While privacy sensitive and painful consumers may be nervous about any potential changes, it’s expected that Facebook may have some options at heart to produce revenue from the acquisition. While the organization reported that VoIP functions could start in the 2nd quarter of 2014, it overlooked the deadline. Although Apple and Bing have beaten it to the punch with VoIP, there is undoubtedly that WhatsApp may however start VoIP contacting some time in the future.
As of this moment, communications on the WhatsApp software are whatsapp sticker restricted to listed consumers only. Once VoIP contacting is introduced, the organization may possibly provide bundles of communications or minutes to enable discussions with non-WhatsApp consumers as well. With countless consumers giving billions of communications, this kind of move could bolster market share and merge WhatsApp’s place as the most popular message application across numerous markets.
While WhatsApp has always maintained that it may remain a connection software and not just a material distribution one, Facebook may possibly plan to incorporate payments within the service. Competitors like Kakao Talk and WeChat produce revenue by offering stickers and other micro-transaction payment models. Facebook may possibly soon provide that feature for WhatsApp consumers as well.
Beyond such old-fashioned organization types, Facebook might have options to put WhatsApp as an MVNO. What would that entail? WhatsApp has already experimented with this specific substitute in Germany by partnering with E-Plus, a cellular operator. E-Plus and WhatsApp have introduced a prepaid Simulator card with WhatsApp personalisation which includes unrestricted communications through the service. Customers do not need to cover WhatsApp data application and may deliver communications even though they have no contacting credit left. Inturn, E-Plus could benefit by attracting consumers from competitor carriers.

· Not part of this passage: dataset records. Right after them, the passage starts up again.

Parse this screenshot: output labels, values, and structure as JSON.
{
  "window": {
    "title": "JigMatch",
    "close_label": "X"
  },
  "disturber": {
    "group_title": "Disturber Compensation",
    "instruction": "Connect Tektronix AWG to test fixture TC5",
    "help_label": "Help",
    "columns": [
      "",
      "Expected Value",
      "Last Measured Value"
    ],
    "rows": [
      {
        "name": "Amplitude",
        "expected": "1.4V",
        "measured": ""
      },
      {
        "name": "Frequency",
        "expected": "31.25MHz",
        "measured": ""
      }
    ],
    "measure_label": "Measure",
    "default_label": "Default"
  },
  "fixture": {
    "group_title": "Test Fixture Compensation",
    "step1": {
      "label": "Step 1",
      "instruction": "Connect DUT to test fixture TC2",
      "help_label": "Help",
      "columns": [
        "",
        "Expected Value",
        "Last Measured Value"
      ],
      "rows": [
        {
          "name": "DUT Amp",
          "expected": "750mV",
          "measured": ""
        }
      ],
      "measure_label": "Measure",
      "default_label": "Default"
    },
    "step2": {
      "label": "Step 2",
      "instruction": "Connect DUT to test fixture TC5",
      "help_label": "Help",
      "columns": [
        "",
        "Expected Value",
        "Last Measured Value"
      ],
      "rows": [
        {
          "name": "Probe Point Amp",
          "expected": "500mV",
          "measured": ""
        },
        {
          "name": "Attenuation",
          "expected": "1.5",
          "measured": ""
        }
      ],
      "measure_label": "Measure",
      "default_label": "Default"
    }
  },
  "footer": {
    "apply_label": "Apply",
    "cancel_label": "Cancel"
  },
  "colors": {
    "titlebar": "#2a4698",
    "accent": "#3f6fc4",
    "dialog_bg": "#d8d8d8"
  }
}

Although margins are razor thin for MVNOs, WhatsApp may control such partners to register new consumers and grow quicker compared to competition. This might be specially helpful for Facebook in markets where it has observed gradual growth such as for example in Germany or amongst young and more privacy aware consumers. At least for the present time, WhatsApp consumers appear to confidence the service far a lot more than they do Facebook. If it creates the right movements, WhatsApp could prove to become a tremendous strategic order for Facebook.